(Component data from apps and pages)
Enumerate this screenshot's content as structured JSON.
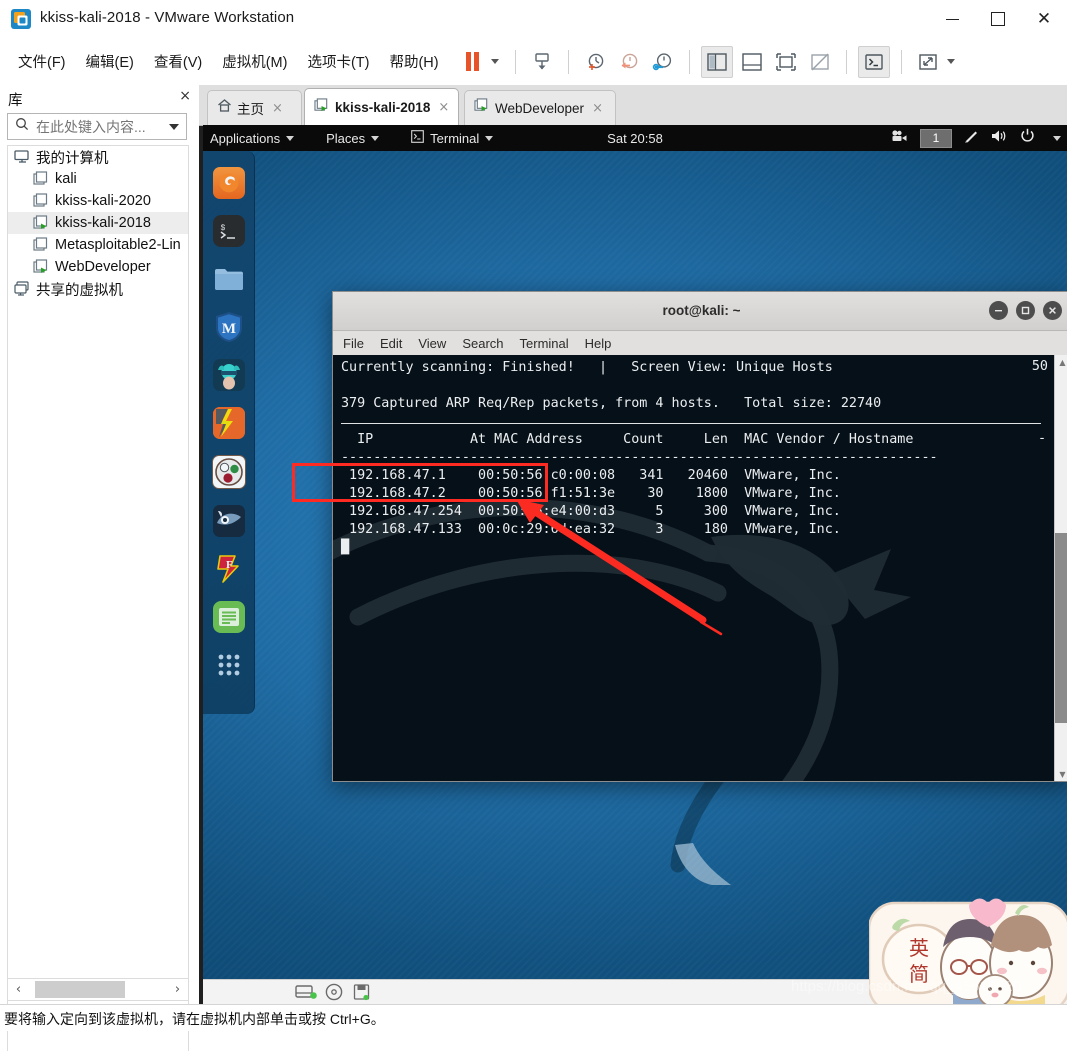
{
  "window": {
    "title": "kkiss-kali-2018 - VMware Workstation",
    "app_icon": "vmware-logo-icon",
    "minimize_label": "Minimize",
    "maximize_label": "Maximize",
    "close_label": "Close"
  },
  "menubar": {
    "items": [
      {
        "label": "文件(F)",
        "mnemonic": "F",
        "text_before": "文件(",
        "text_after": ")"
      },
      {
        "label": "编辑(E)",
        "mnemonic": "E",
        "text_before": "编辑(",
        "text_after": ")"
      },
      {
        "label": "查看(V)",
        "mnemonic": "V",
        "text_before": "查看(",
        "text_after": ")"
      },
      {
        "label": "虚拟机(M)",
        "mnemonic": "M",
        "text_before": "虚拟机(",
        "text_after": ")"
      },
      {
        "label": "选项卡(T)",
        "mnemonic": "T",
        "text_before": "选项卡(",
        "text_after": ")"
      },
      {
        "label": "帮助(H)",
        "mnemonic": "H",
        "text_before": "帮助(",
        "text_after": ")"
      }
    ],
    "toolbar_icons": [
      "pause-button-icon",
      "power-dropdown-caret-icon",
      "send-ctrl-alt-del-icon",
      "snapshot-take-icon",
      "snapshot-revert-icon",
      "snapshot-manager-icon",
      "show-library-icon",
      "show-thumbnail-bar-icon",
      "full-screen-icon",
      "unity-mode-icon",
      "console-view-icon",
      "stretch-guest-icon",
      "view-dropdown-caret-icon"
    ]
  },
  "library": {
    "title": "库",
    "close_label": "×",
    "search": {
      "placeholder": "在此处键入内容...",
      "value": "",
      "icon": "search-icon",
      "dropdown_icon": "chevron-down-icon"
    },
    "tree": [
      {
        "label": "我的计算机",
        "icon": "my-computer-icon",
        "level": 0,
        "selected": false,
        "running": false
      },
      {
        "label": "kali",
        "icon": "vm-icon",
        "level": 1,
        "selected": false,
        "running": false
      },
      {
        "label": "kkiss-kali-2020",
        "icon": "vm-icon",
        "level": 1,
        "selected": false,
        "running": false
      },
      {
        "label": "kkiss-kali-2018",
        "icon": "vm-running-icon",
        "level": 1,
        "selected": true,
        "running": true
      },
      {
        "label": "Metasploitable2-Lin",
        "icon": "vm-icon",
        "level": 1,
        "selected": false,
        "running": false
      },
      {
        "label": "WebDeveloper",
        "icon": "vm-running-icon",
        "level": 1,
        "selected": false,
        "running": true
      },
      {
        "label": "共享的虚拟机",
        "icon": "shared-vms-icon",
        "level": 0,
        "selected": false,
        "running": false
      }
    ],
    "hscroll": {
      "left_arrow": "‹",
      "right_arrow": "›"
    }
  },
  "tabs": [
    {
      "label": "主页",
      "icon": "home-icon",
      "active": false,
      "close_label": "×"
    },
    {
      "label": "kkiss-kali-2018",
      "icon": "vm-running-icon",
      "active": true,
      "close_label": "×"
    },
    {
      "label": "WebDeveloper",
      "icon": "vm-running-icon",
      "active": false,
      "close_label": "×"
    }
  ],
  "guest": {
    "topbar": {
      "applications": "Applications",
      "places": "Places",
      "terminal": "Terminal",
      "terminal_icon": "terminal-icon",
      "clock": "Sat 20:58",
      "tray": {
        "screencast_icon": "screencast-icon",
        "workspace_badge": "1",
        "brightness_icon": "brightness-pen-icon",
        "volume_icon": "volume-icon",
        "power_icon": "power-icon",
        "caret_icon": "chevron-down-icon"
      }
    },
    "dock": [
      {
        "name": "firefox-icon",
        "label": "Firefox ESR",
        "running": false
      },
      {
        "name": "terminal-icon",
        "label": "Terminal",
        "running": true
      },
      {
        "name": "files-icon",
        "label": "Files",
        "running": false
      },
      {
        "name": "metasploit-icon",
        "label": "Metasploit Framework",
        "running": false
      },
      {
        "name": "armitage-icon",
        "label": "Armitage",
        "running": false
      },
      {
        "name": "burpsuite-icon",
        "label": "Burp Suite",
        "running": false
      },
      {
        "name": "beef-icon",
        "label": "BeEF",
        "running": false
      },
      {
        "name": "wireshark-icon",
        "label": "Wireshark",
        "running": false
      },
      {
        "name": "faraday-icon",
        "label": "Faraday IDE",
        "running": false
      },
      {
        "name": "text-editor-icon",
        "label": "Text Editor",
        "running": false
      },
      {
        "name": "show-applications-icon",
        "label": "Show Applications",
        "running": false
      }
    ]
  },
  "terminal": {
    "title": "root@kali: ~",
    "window_buttons": {
      "minimize": "—",
      "maximize": "□",
      "close": "✕"
    },
    "menu": [
      "File",
      "Edit",
      "View",
      "Search",
      "Terminal",
      "Help"
    ],
    "content": {
      "status_line": "Currently scanning: Finished!   |   Screen View: Unique Hosts",
      "summary_line": "379 Captured ARP Req/Rep packets, from 4 hosts.   Total size: 22740",
      "header": "  IP            At MAC Address     Count     Len  MAC Vendor / Hostname",
      "header_right": "50",
      "divider": "--------------------------------------------------------------------------",
      "rows": [
        {
          "ip": "192.168.47.1",
          "mac": "00:50:56:c0:00:08",
          "count": "341",
          "len": "20460",
          "vendor": "VMware, Inc.",
          "highlighted": false
        },
        {
          "ip": "192.168.47.2",
          "mac": "00:50:56:f1:51:3e",
          "count": "30",
          "len": "1800",
          "vendor": "VMware, Inc.",
          "highlighted": false
        },
        {
          "ip": "192.168.47.254",
          "mac": "00:50:56:e4:00:d3",
          "count": "5",
          "len": "300",
          "vendor": "VMware, Inc.",
          "highlighted": false
        },
        {
          "ip": "192.168.47.133",
          "mac": "00:0c:29:6d:ea:32",
          "count": "3",
          "len": "180",
          "vendor": "VMware, Inc.",
          "highlighted": true
        }
      ],
      "cursor": "█",
      "right_margin_marks": [
        "-",
        "-"
      ]
    },
    "scrollbar": {
      "up_arrow": "▲",
      "down_arrow": "▼"
    }
  },
  "annotation": {
    "box_color": "#ff2a22",
    "arrow_color": "#fb2b22",
    "target_row": "192.168.47.133"
  },
  "statusbar": {
    "text": "要将输入定向到该虚拟机，请在虚拟机内部单击或按 Ctrl+G。"
  },
  "overlay": {
    "watermark": "https://blog.csdn.net/qq_45616520",
    "sticker_text_1": "英",
    "sticker_text_2": "简"
  },
  "colors": {
    "accent_orange": "#e8542a",
    "terminal_bg": "#061018",
    "desktop_blue": "#1f6ca5",
    "annotation_red": "#ff2a22"
  }
}
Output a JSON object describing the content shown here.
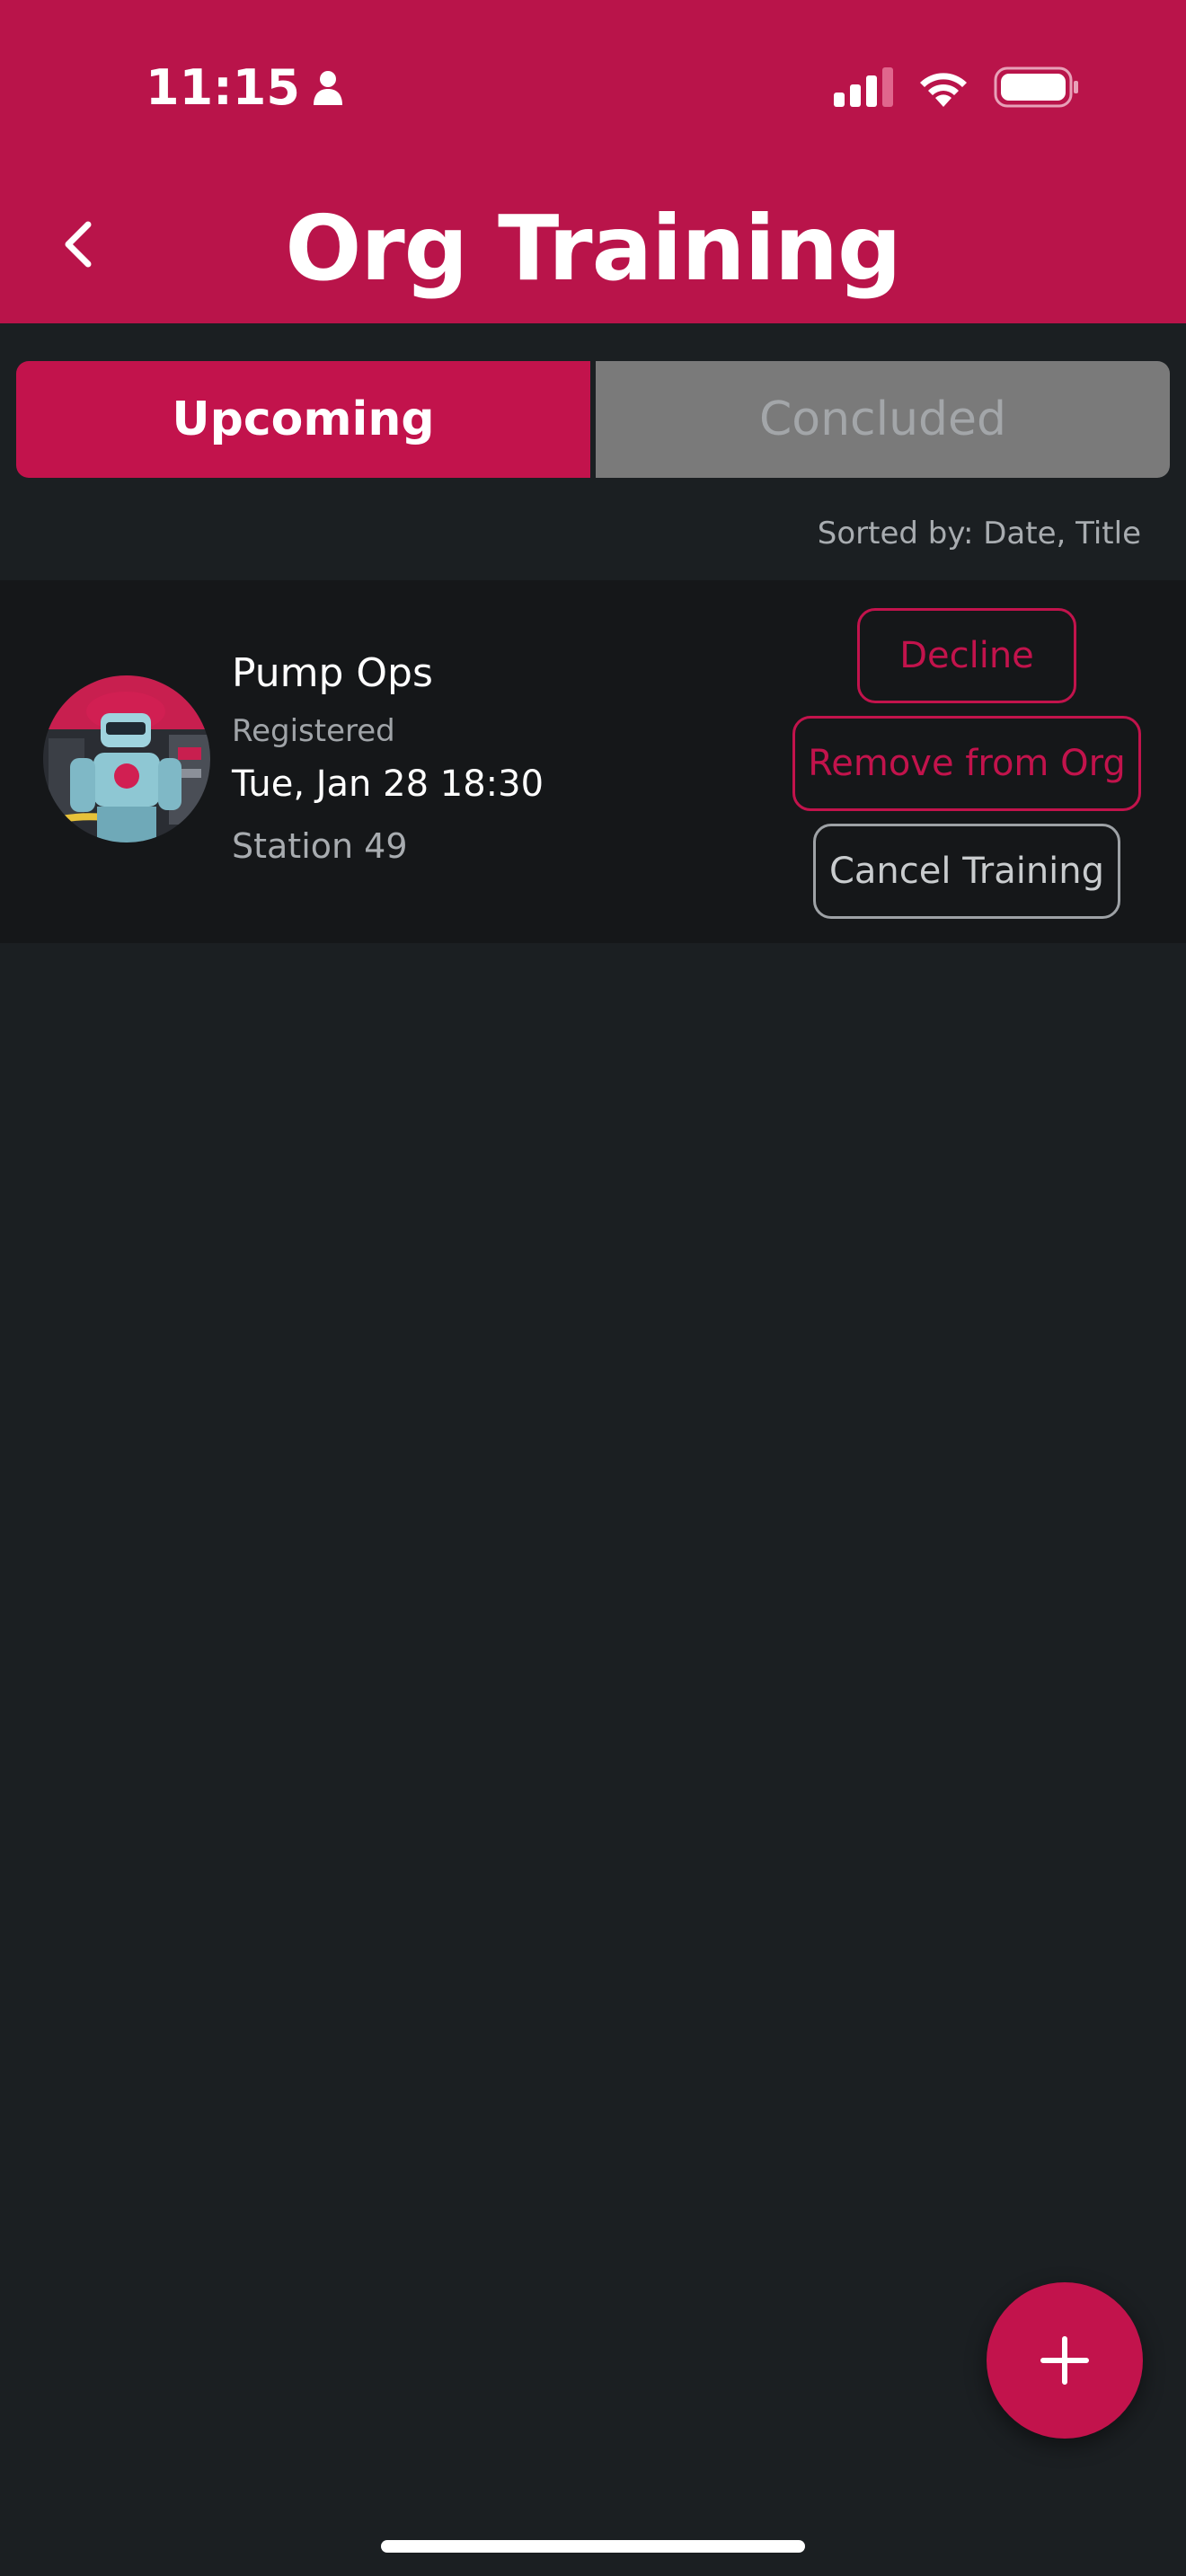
{
  "status_bar": {
    "time": "11:15",
    "icons": [
      "person-icon",
      "signal-icon",
      "wifi-icon",
      "battery-icon"
    ]
  },
  "header": {
    "title": "Org Training",
    "back_icon": "chevron-left-icon"
  },
  "tabs": [
    {
      "label": "Upcoming",
      "active": true
    },
    {
      "label": "Concluded",
      "active": false
    }
  ],
  "sort": {
    "label": "Sorted by: Date, Title"
  },
  "trainings": [
    {
      "title": "Pump Ops",
      "status": "Registered",
      "date": "Tue, Jan 28 18:30",
      "location": "Station 49",
      "actions": {
        "decline": "Decline",
        "remove": "Remove from Org",
        "cancel": "Cancel Training"
      }
    }
  ],
  "fab": {
    "icon": "plus-icon"
  },
  "colors": {
    "brand": "#b9144a",
    "accent": "#c2134c",
    "background": "#1b1f22",
    "card": "#151719"
  }
}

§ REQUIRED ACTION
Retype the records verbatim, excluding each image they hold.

§ RESULT FOR THIS EXERCISE
Enumerate this screenshot's content as structured JSON.
{
  "window": {
    "title": "kkiss-kali-2018 - VMware Workstation",
    "app_icon": "vmware-logo-icon",
    "minimize_label": "Minimize",
    "maximize_label": "Maximize",
    "close_label": "Close"
  },
  "menubar": {
    "items": [
      {
        "label": "文件(F)",
        "mnemonic": "F",
        "text_before": "文件(",
        "text_after": ")"
      },
      {
        "label": "编辑(E)",
        "mnemonic": "E",
        "text_before": "编辑(",
        "text_after": ")"
      },
      {
        "label": "查看(V)",
        "mnemonic": "V",
        "text_before": "查看(",
        "text_after": ")"
      },
      {
        "label": "虚拟机(M)",
        "mnemonic": "M",
        "text_before": "虚拟机(",
        "text_after": ")"
      },
      {
        "label": "选项卡(T)",
        "mnemonic": "T",
        "text_before": "选项卡(",
        "text_after": ")"
      },
      {
        "label": "帮助(H)",
        "mnemonic": "H",
        "text_before": "帮助(",
        "text_after": ")"
      }
    ],
    "toolbar_icons": [
      "pause-button-icon",
      "power-dropdown-caret-icon",
      "send-ctrl-alt-del-icon",
      "snapshot-take-icon",
      "snapshot-revert-icon",
      "snapshot-manager-icon",
      "show-library-icon",
      "show-thumbnail-bar-icon",
      "full-screen-icon",
      "unity-mode-icon",
      "console-view-icon",
      "stretch-guest-icon",
      "view-dropdown-caret-icon"
    ]
  },
  "library": {
    "title": "库",
    "close_label": "×",
    "search": {
      "placeholder": "在此处键入内容...",
      "value": "",
      "icon": "search-icon",
      "dropdown_icon": "chevron-down-icon"
    },
    "tree": [
      {
        "label": "我的计算机",
        "icon": "my-computer-icon",
        "level": 0,
        "selected": false,
        "running": false
      },
      {
        "label": "kali",
        "icon": "vm-icon",
        "level": 1,
        "selected": false,
        "running": false
      },
      {
        "label": "kkiss-kali-2020",
        "icon": "vm-icon",
        "level": 1,
        "selected": false,
        "running": false
      },
      {
        "label": "kkiss-kali-2018",
        "icon": "vm-running-icon",
        "level": 1,
        "selected": true,
        "running": true
      },
      {
        "label": "Metasploitable2-Lin",
        "icon": "vm-icon",
        "level": 1,
        "selected": false,
        "running": false
      },
      {
        "label": "WebDeveloper",
        "icon": "vm-running-icon",
        "level": 1,
        "selected": false,
        "running": true
      },
      {
        "label": "共享的虚拟机",
        "icon": "shared-vms-icon",
        "level": 0,
        "selected": false,
        "running": false
      }
    ],
    "hscroll": {
      "left_arrow": "‹",
      "right_arrow": "›"
    }
  },
  "tabs": [
    {
      "label": "主页",
      "icon": "home-icon",
      "active": false,
      "close_label": "×"
    },
    {
      "label": "kkiss-kali-2018",
      "icon": "vm-running-icon",
      "active": true,
      "close_label": "×"
    },
    {
      "label": "WebDeveloper",
      "icon": "vm-running-icon",
      "active": false,
      "close_label": "×"
    }
  ],
  "guest": {
    "topbar": {
      "applications": "Applications",
      "places": "Places",
      "terminal": "Terminal",
      "terminal_icon": "terminal-icon",
      "clock": "Sat 20:58",
      "tray": {
        "screencast_icon": "screencast-icon",
        "workspace_badge": "1",
        "brightness_icon": "brightness-pen-icon",
        "volume_icon": "volume-icon",
        "power_icon": "power-icon",
        "caret_icon": "chevron-down-icon"
      }
    },
    "dock": [
      {
        "name": "firefox-icon",
        "label": "Firefox ESR",
        "running": false
      },
      {
        "name": "terminal-icon",
        "label": "Terminal",
        "running": true
      },
      {
        "name": "files-icon",
        "label": "Files",
        "running": false
      },
      {
        "name": "metasploit-icon",
        "label": "Metasploit Framework",
        "running": false
      },
      {
        "name": "armitage-icon",
        "label": "Armitage",
        "running": false
      },
      {
        "name": "burpsuite-icon",
        "label": "Burp Suite",
        "running": false
      },
      {
        "name": "beef-icon",
        "label": "BeEF",
        "running": false
      },
      {
        "name": "wireshark-icon",
        "label": "Wireshark",
        "running": false
      },
      {
        "name": "faraday-icon",
        "label": "Faraday IDE",
        "running": false
      },
      {
        "name": "text-editor-icon",
        "label": "Text Editor",
        "running": false
      },
      {
        "name": "show-applications-icon",
        "label": "Show Applications",
        "running": false
      }
    ]
  },
  "terminal": {
    "title": "root@kali: ~",
    "window_buttons": {
      "minimize": "—",
      "maximize": "□",
      "close": "✕"
    },
    "menu": [
      "File",
      "Edit",
      "View",
      "Search",
      "Terminal",
      "Help"
    ],
    "content": {
      "status_line": "Currently scanning: Finished!   |   Screen View: Unique Hosts",
      "summary_line": "379 Captured ARP Req/Rep packets, from 4 hosts.   Total size: 22740",
      "header": "  IP            At MAC Address     Count     Len  MAC Vendor / Hostname",
      "header_right": "50",
      "divider": "--------------------------------------------------------------------------",
      "rows": [
        {
          "ip": "192.168.47.1",
          "mac": "00:50:56:c0:00:08",
          "count": "341",
          "len": "20460",
          "vendor": "VMware, Inc.",
          "highlighted": false
        },
        {
          "ip": "192.168.47.2",
          "mac": "00:50:56:f1:51:3e",
          "count": "30",
          "len": "1800",
          "vendor": "VMware, Inc.",
          "highlighted": false
        },
        {
          "ip": "192.168.47.254",
          "mac": "00:50:56:e4:00:d3",
          "count": "5",
          "len": "300",
          "vendor": "VMware, Inc.",
          "highlighted": false
        },
        {
          "ip": "192.168.47.133",
          "mac": "00:0c:29:6d:ea:32",
          "count": "3",
          "len": "180",
          "vendor": "VMware, Inc.",
          "highlighted": true
        }
      ],
      "cursor": "█",
      "right_margin_marks": [
        "-",
        "-"
      ]
    },
    "scrollbar": {
      "up_arrow": "▲",
      "down_arrow": "▼"
    }
  },
  "annotation": {
    "box_color": "#ff2a22",
    "arrow_color": "#fb2b22",
    "target_row": "192.168.47.133"
  },
  "statusbar": {
    "text": "要将输入定向到该虚拟机，请在虚拟机内部单击或按 Ctrl+G。"
  },
  "overlay": {
    "watermark": "https://blog.csdn.net/qq_45616520",
    "sticker_text_1": "英",
    "sticker_text_2": "简"
  },
  "colors": {
    "accent_orange": "#e8542a",
    "terminal_bg": "#061018",
    "desktop_blue": "#1f6ca5",
    "annotation_red": "#ff2a22"
  }
}
Output a JSON object describing the content shown here.
{
  "status_bar": {
    "time": "11:15",
    "icons": [
      "person-icon",
      "signal-icon",
      "wifi-icon",
      "battery-icon"
    ]
  },
  "header": {
    "title": "Org Training",
    "back_icon": "chevron-left-icon"
  },
  "tabs": [
    {
      "label": "Upcoming",
      "active": true
    },
    {
      "label": "Concluded",
      "active": false
    }
  ],
  "sort": {
    "label": "Sorted by: Date, Title"
  },
  "trainings": [
    {
      "title": "Pump Ops",
      "status": "Registered",
      "date": "Tue, Jan 28 18:30",
      "location": "Station 49",
      "actions": {
        "decline": "Decline",
        "remove": "Remove from Org",
        "cancel": "Cancel Training"
      }
    }
  ],
  "fab": {
    "icon": "plus-icon"
  },
  "colors": {
    "brand": "#b9144a",
    "accent": "#c2134c",
    "background": "#1b1f22",
    "card": "#151719"
  }
}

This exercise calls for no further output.